04 March 2009
Springer Science+Business Media
Study shows human water extraction threatens Dead Sea levels
The water levels in the Dead Sea - the deepest point on Earth - are dropping at an alarming rate with serious environmental consequences, according to Shahrazad Abu Ghazleh and colleagues from the University of Technology in Darmstadt, Germany. The projected Dead Sea-Red Sea or Mediterranean-Dead Sea Channels therefore need a significant carrying capacity to re-fill the Dead Sea to its former level, in order to sustainably generate electricity and produce freshwater by desalinization.
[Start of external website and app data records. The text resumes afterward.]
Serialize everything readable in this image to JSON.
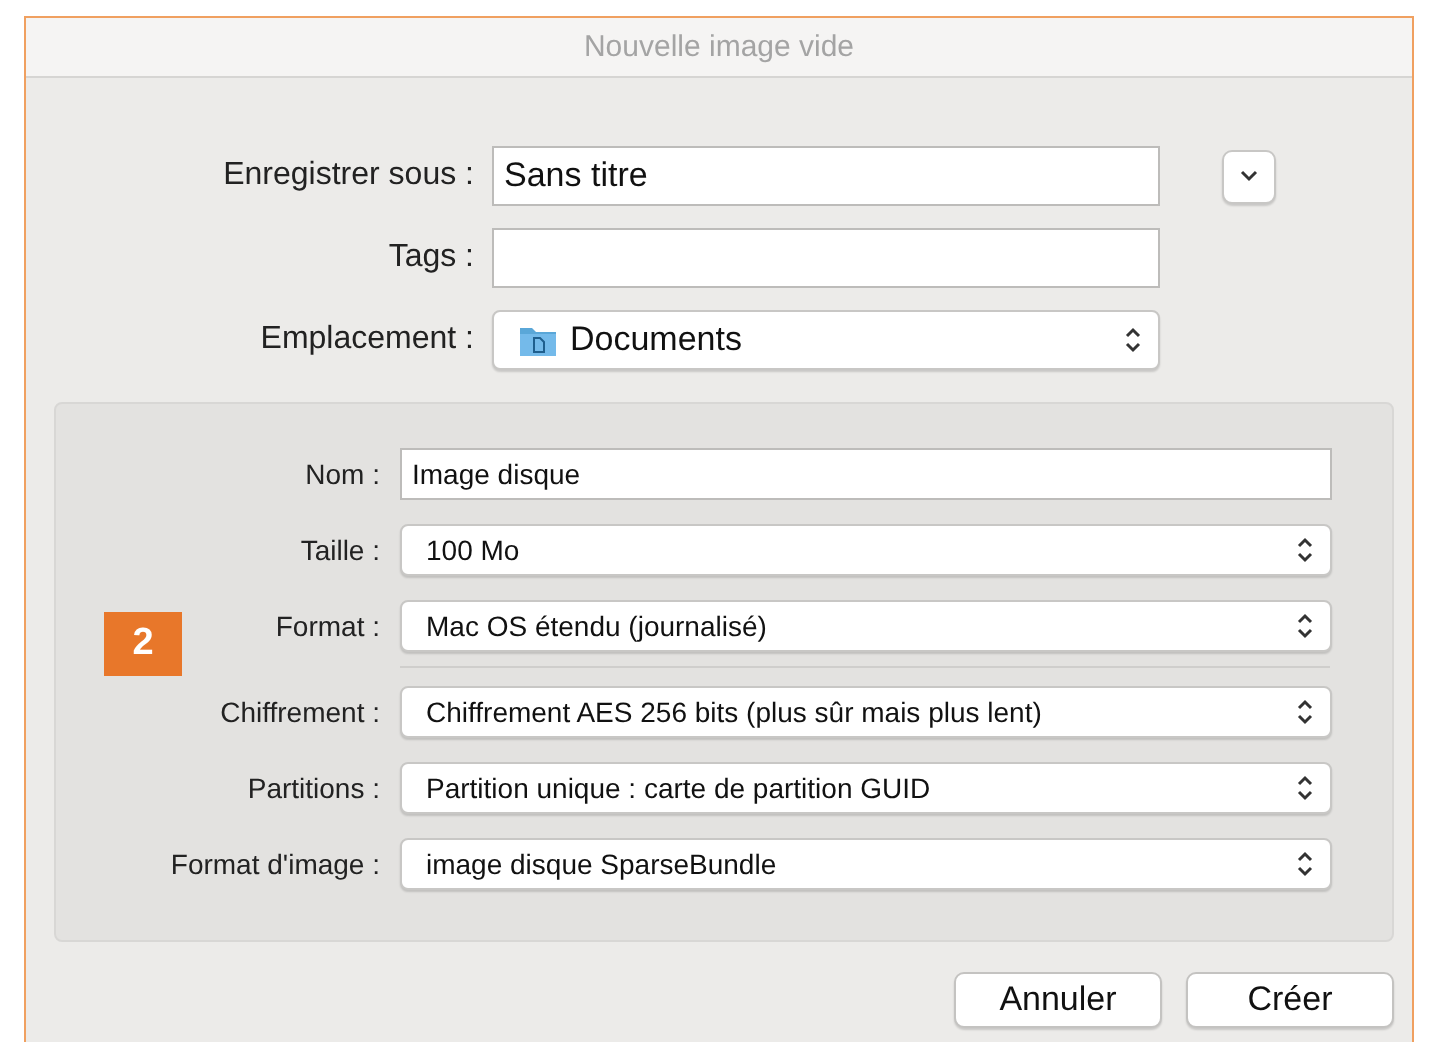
{
  "window": {
    "title": "Nouvelle image vide"
  },
  "top_fields": [
    {
      "kind": "text",
      "label": "Enregistrer sous :",
      "value": "Sans titre"
    },
    {
      "kind": "text",
      "label": "Tags :"
    },
    {
      "kind": "folder-popup",
      "label": "Emplacement :",
      "value": "Documents"
    }
  ],
  "callout": "2",
  "panel_sections": [
    {
      "rows": [
        {
          "kind": "text",
          "label": "Nom :",
          "value": "Image disque"
        },
        {
          "kind": "popup",
          "label": "Taille :",
          "value": "100 Mo"
        },
        {
          "kind": "popup",
          "label": "Format :",
          "value": "Mac OS étendu (journalisé)"
        }
      ]
    },
    {
      "rows": [
        {
          "kind": "popup",
          "label": "Chiffrement :",
          "value": "Chiffrement AES 256 bits (plus sûr mais plus lent)"
        },
        {
          "kind": "popup",
          "label": "Partitions :",
          "value": "Partition unique : carte de partition GUID"
        },
        {
          "kind": "popup",
          "label": "Format d'image :",
          "value": "image disque SparseBundle"
        }
      ]
    }
  ],
  "buttons": [
    {
      "label": "Annuler"
    },
    {
      "label": "Créer"
    }
  ]
}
The study1, published online this week in Springer's journal, Naturwissenschaften, also shows that the drop in water levels is not the result of climate change; rather it is due to ever-increasing human water consumption in the area.
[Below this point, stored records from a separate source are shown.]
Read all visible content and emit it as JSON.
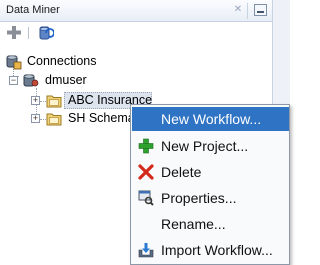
{
  "panel": {
    "title": "Data Miner",
    "close_glyph": "✕",
    "toolbar": {
      "add_icon": "plus-icon",
      "refresh_icon": "refresh-connections-icon"
    }
  },
  "tree": {
    "root": {
      "label": "Connections",
      "icon": "connections-icon"
    },
    "connection": {
      "label": "dmuser",
      "icon": "database-user-icon",
      "expander": "−"
    },
    "projects": [
      {
        "label": "ABC Insurance",
        "icon": "folder-icon",
        "expander": "+",
        "selected": true
      },
      {
        "label": "SH Schema",
        "icon": "folder-icon",
        "expander": "+"
      }
    ]
  },
  "context_menu": {
    "items": [
      {
        "label": "New Workflow...",
        "icon": "",
        "highlighted": true
      },
      {
        "label": "New Project...",
        "icon": "green-plus-icon"
      },
      {
        "label": "Delete",
        "icon": "red-x-icon"
      },
      {
        "label": "Properties...",
        "icon": "properties-icon"
      },
      {
        "label": "Rename...",
        "icon": ""
      },
      {
        "label": "Import Workflow...",
        "icon": "import-icon"
      }
    ]
  },
  "colors": {
    "menu_highlight": "#2f73c4",
    "selection": "#dde4ee"
  }
}
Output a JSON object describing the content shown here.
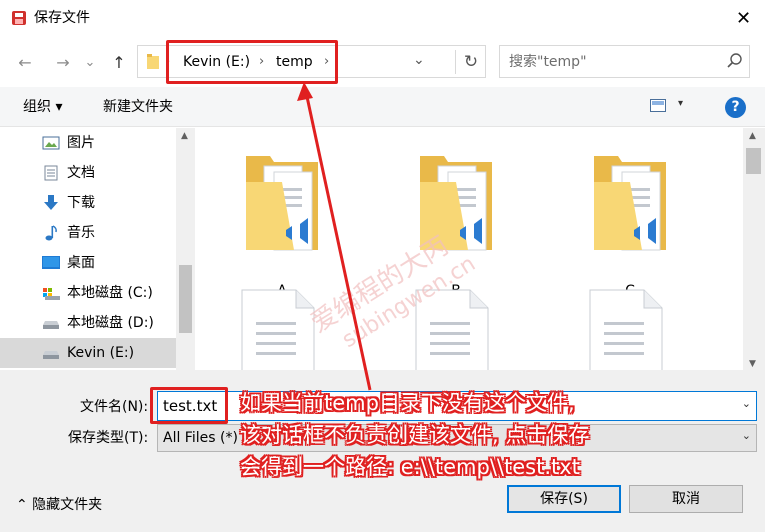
{
  "window": {
    "title": "保存文件",
    "close_glyph": "✕"
  },
  "nav": {
    "back_glyph": "←",
    "forward_glyph": "→",
    "recent_glyph": "⌄",
    "up_glyph": "↑",
    "breadcrumbs": [
      "Kevin (E:)",
      "temp"
    ],
    "separator": "›",
    "dropdown_glyph": "⌄",
    "refresh_glyph": "↻"
  },
  "search": {
    "placeholder": "搜索\"temp\""
  },
  "toolbar": {
    "organize_label": "组织 ▾",
    "new_folder_label": "新建文件夹",
    "help_label": "?",
    "view_drop": "▾"
  },
  "sidebar": {
    "items": [
      {
        "label": "图片",
        "icon": "pictures-icon"
      },
      {
        "label": "文档",
        "icon": "documents-icon"
      },
      {
        "label": "下载",
        "icon": "downloads-icon"
      },
      {
        "label": "音乐",
        "icon": "music-icon"
      },
      {
        "label": "桌面",
        "icon": "desktop-icon"
      },
      {
        "label": "本地磁盘 (C:)",
        "icon": "drive-c-icon"
      },
      {
        "label": "本地磁盘 (D:)",
        "icon": "drive-d-icon"
      },
      {
        "label": "Kevin (E:)",
        "icon": "drive-e-icon"
      }
    ]
  },
  "content": {
    "folders": [
      {
        "label": "A"
      },
      {
        "label": "B"
      },
      {
        "label": "C"
      }
    ]
  },
  "form": {
    "filename_label": "文件名(N):",
    "filename_value": "test.txt",
    "filetype_label": "保存类型(T):",
    "filetype_value": "All Files  (*)",
    "dropdown_glyph": "⌄"
  },
  "footer": {
    "hide_folders_label": "⌃  隐藏文件夹",
    "save_label": "保存(S)",
    "cancel_label": "取消"
  },
  "annotation": {
    "lines": [
      "如果当前temp目录下没有这个文件,",
      "该对话框不负责创建该文件, 点击保存",
      "会得到一个路径: e:\\\\temp\\\\test.txt"
    ],
    "watermark": "爱编程的大丙 subingwen.cn"
  },
  "colors": {
    "accent": "#0078d7",
    "annotation_red": "#e02020",
    "folder_yellow": "#f8d775"
  }
}
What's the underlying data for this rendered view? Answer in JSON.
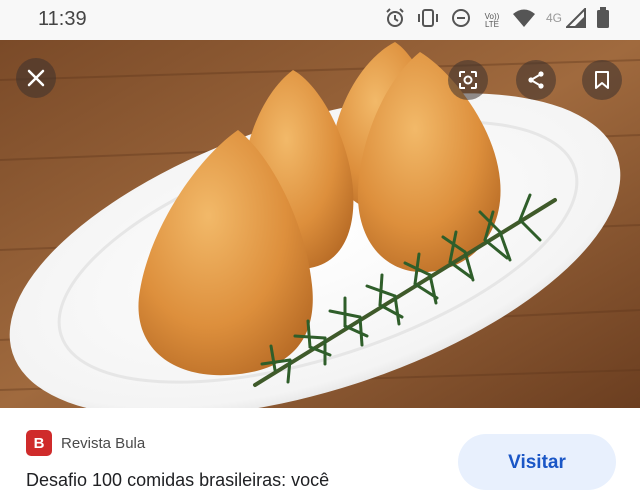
{
  "status_bar": {
    "time": "11:39",
    "icons": [
      "alarm-icon",
      "vibrate-icon",
      "do-not-disturb-icon",
      "volte-icon",
      "wifi-icon",
      "cellular-signal-icon",
      "battery-icon"
    ],
    "volte_top": "Vo))",
    "volte_bottom": "LTE",
    "network_type": "4G"
  },
  "image_viewer": {
    "overlay_buttons": [
      "lens-search-icon",
      "share-icon",
      "bookmark-icon"
    ],
    "close_icon": "close-icon"
  },
  "result": {
    "source_initial": "B",
    "source_name": "Revista Bula",
    "title": "Desafio 100 comidas brasileiras: você",
    "visit_label": "Visitar"
  },
  "colors": {
    "visit_bg": "#e8f0fd",
    "visit_text": "#1a56c6",
    "favicon": "#cf2b2b"
  }
}
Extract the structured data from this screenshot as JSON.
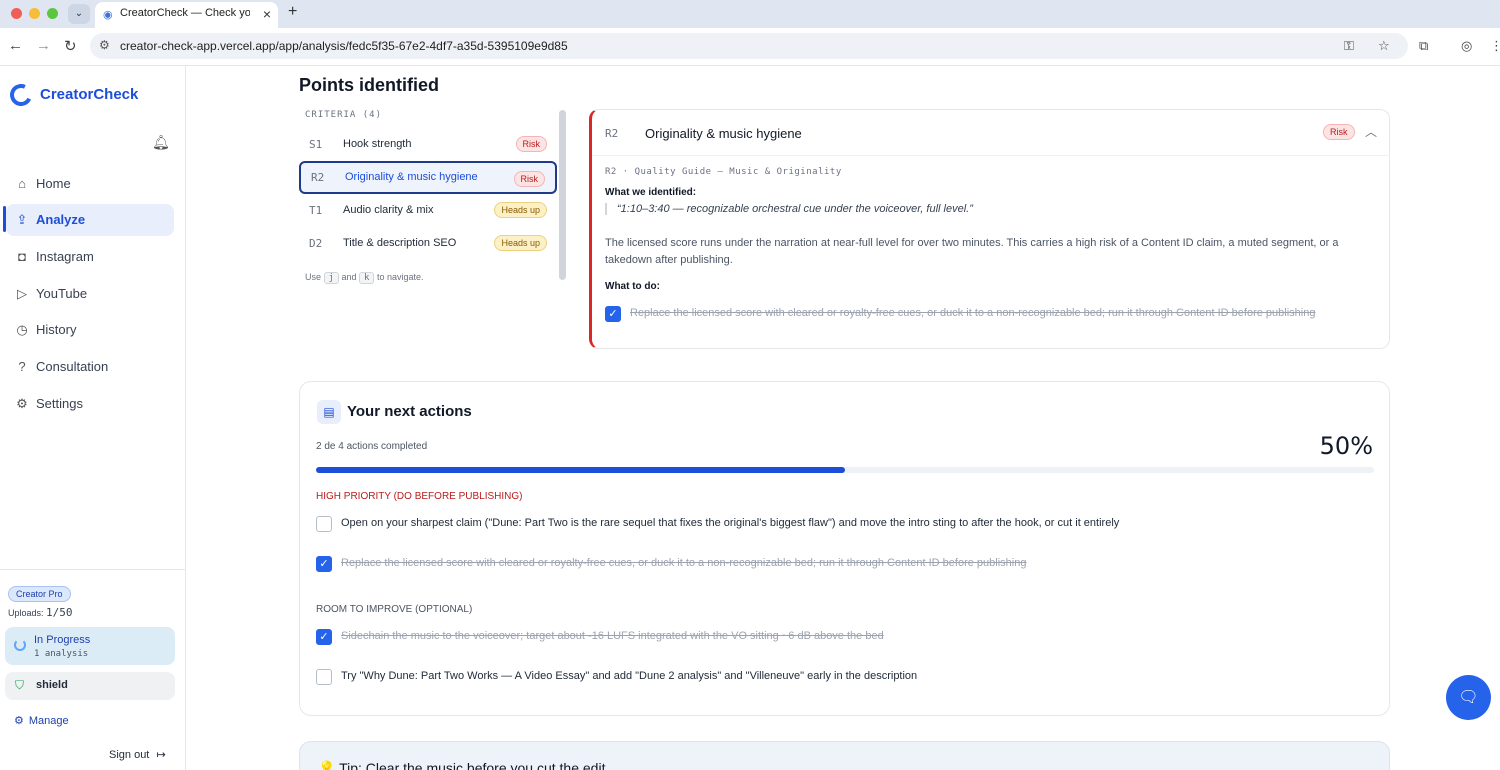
{
  "browser": {
    "tab_title": "CreatorCheck — Check your c",
    "url": "creator-check-app.vercel.app/app/analysis/fedc5f35-67e2-4df7-a35d-5395109e9d85"
  },
  "sidebar": {
    "brand": "CreatorCheck",
    "items": [
      {
        "label": "Home",
        "icon": "home-icon"
      },
      {
        "label": "Analyze",
        "icon": "upload-icon"
      },
      {
        "label": "Instagram",
        "icon": "instagram-icon"
      },
      {
        "label": "YouTube",
        "icon": "youtube-icon"
      },
      {
        "label": "History",
        "icon": "history-icon"
      },
      {
        "label": "Consultation",
        "icon": "help-icon"
      },
      {
        "label": "Settings",
        "icon": "gear-icon"
      }
    ],
    "active": "Analyze",
    "plan": "Creator Pro",
    "uploads_label": "Uploads:",
    "uploads_value": "1/50",
    "progress_title": "In Progress",
    "progress_sub": "1 analysis",
    "shield_label": "shield",
    "manage": "Manage",
    "signout": "Sign out"
  },
  "main": {
    "title": "Points identified",
    "criteria": {
      "header": "CRITERIA (4)",
      "items": [
        {
          "code": "S1",
          "name": "Hook strength",
          "badge": "Risk",
          "kind": "risk"
        },
        {
          "code": "R2",
          "name": "Originality & music hygiene",
          "badge": "Risk",
          "kind": "risk"
        },
        {
          "code": "T1",
          "name": "Audio clarity & mix",
          "badge": "Heads up",
          "kind": "heads"
        },
        {
          "code": "D2",
          "name": "Title & description SEO",
          "badge": "Heads up",
          "kind": "heads"
        }
      ],
      "hint_pre": "Use",
      "hint_key1": "j",
      "hint_and": "and",
      "hint_key2": "k",
      "hint_post": "to navigate."
    },
    "detail": {
      "code": "R2",
      "title": "Originality & music hygiene",
      "badge": "Risk",
      "guide": "R2 · Quality Guide — Music & Originality",
      "identified_label": "What we identified:",
      "quote": "“1:10–3:40 — recognizable orchestral cue under the voiceover, full level.”",
      "body": "The licensed score runs under the narration at near-full level for over two minutes. This carries a high risk of a Content ID claim, a muted segment, or a takedown after publishing.",
      "todo_label": "What to do:",
      "action": "Replace the licensed score with cleared or royalty-free cues, or duck it to a non-recognizable bed; run it through Content ID before publishing"
    },
    "actions": {
      "title": "Your next actions",
      "count": "2 de 4 actions completed",
      "percent": "50%",
      "progress": 0.5,
      "high_label": "HIGH PRIORITY (DO BEFORE PUBLISHING)",
      "high_tasks": [
        {
          "text": "Open on your sharpest claim (\"Dune: Part Two is the rare sequel that fixes the original's biggest flaw\") and move the intro sting to after the hook, or cut it entirely",
          "done": false
        },
        {
          "text": "Replace the licensed score with cleared or royalty-free cues, or duck it to a non-recognizable bed; run it through Content ID before publishing",
          "done": true
        }
      ],
      "room_label": "ROOM TO IMPROVE (OPTIONAL)",
      "room_tasks": [
        {
          "text": "Sidechain the music to the voiceover; target about -16 LUFS integrated with the VO sitting ~6 dB above the bed",
          "done": true
        },
        {
          "text": "Try \"Why Dune: Part Two Works — A Video Essay\" and add \"Dune 2 analysis\" and \"Villeneuve\" early in the description",
          "done": false
        }
      ]
    },
    "tip": "💡 Tip: Clear the music before you cut the edit"
  }
}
Normally, the water levels of closed lakes such as the Dead Sea reflect climatic conditions - they are the result of the balance between water running into the lake from the tributary area and direct precipitation, minus water evaporation. In the case of the Dead Sea, the change in water level is due to intensive human water consumption from the Jordan and Yarmouk Rivers for irrigation, as well as the use of Dead Sea water for the potash industry by both Israel and Jordan. Over the last 30 years, this water consumption has caused an accelerated decrease in water level (0.7 m/a), volume (0.47 km³/a) and surface area (4 km² /a), according to this study.
Abu Ghazleh and colleagues developed a model of the surface area and water volume of the Dead Sea and found that the lake has lost 14 km3 of water in the last 30 years. The receding water has left leveled sections on the lake's sides - erosional terraces - which the authors recorded precisely for the first time using Differential Global Positioning System (DGPS) field surveys. They were able to date the terraces to specific years.
The authors point out that this rapid drop in the level of the Dead Sea has a number of detrimental consequences, including higher pumping costs for the factories using the Dead Sea to extract potash, salt and magnesium; an accelerated outflow of fresh water from surrounding underground water aquifers; receding shorelines making it difficult for tourists to access the water for medicinal purposes; and the creation of a treacherous landscape of sinkholes and mud as a result of the dissolution of buried salt which causes severe damage to roads and civil engineering structures.
To address the mounting stress on water resources in the Dead Sea basin and the environmental hazards caused by its lowering, the authors suggest that the diversion of Jordan water to the Mediterranean coast could be replaced by desalinization of seawater, causing the recession of the Dead Sea to be considerably slowed, and buying time to consider the long-term alternatives such as the Red Sea-Dead Sea Channel or the Mediterranean-Dead Sea Channel.
The authors conclude that either of these channels will require a carrying capacity of more than 0.9 km3 per year to slowly fill the lake back to its levels of 30 years ago and to ensure its long-term sustainability for energy production and desalinization to fresh water. Such a channel will also maintain tourism and potash industry on both sides of the Dead Sea.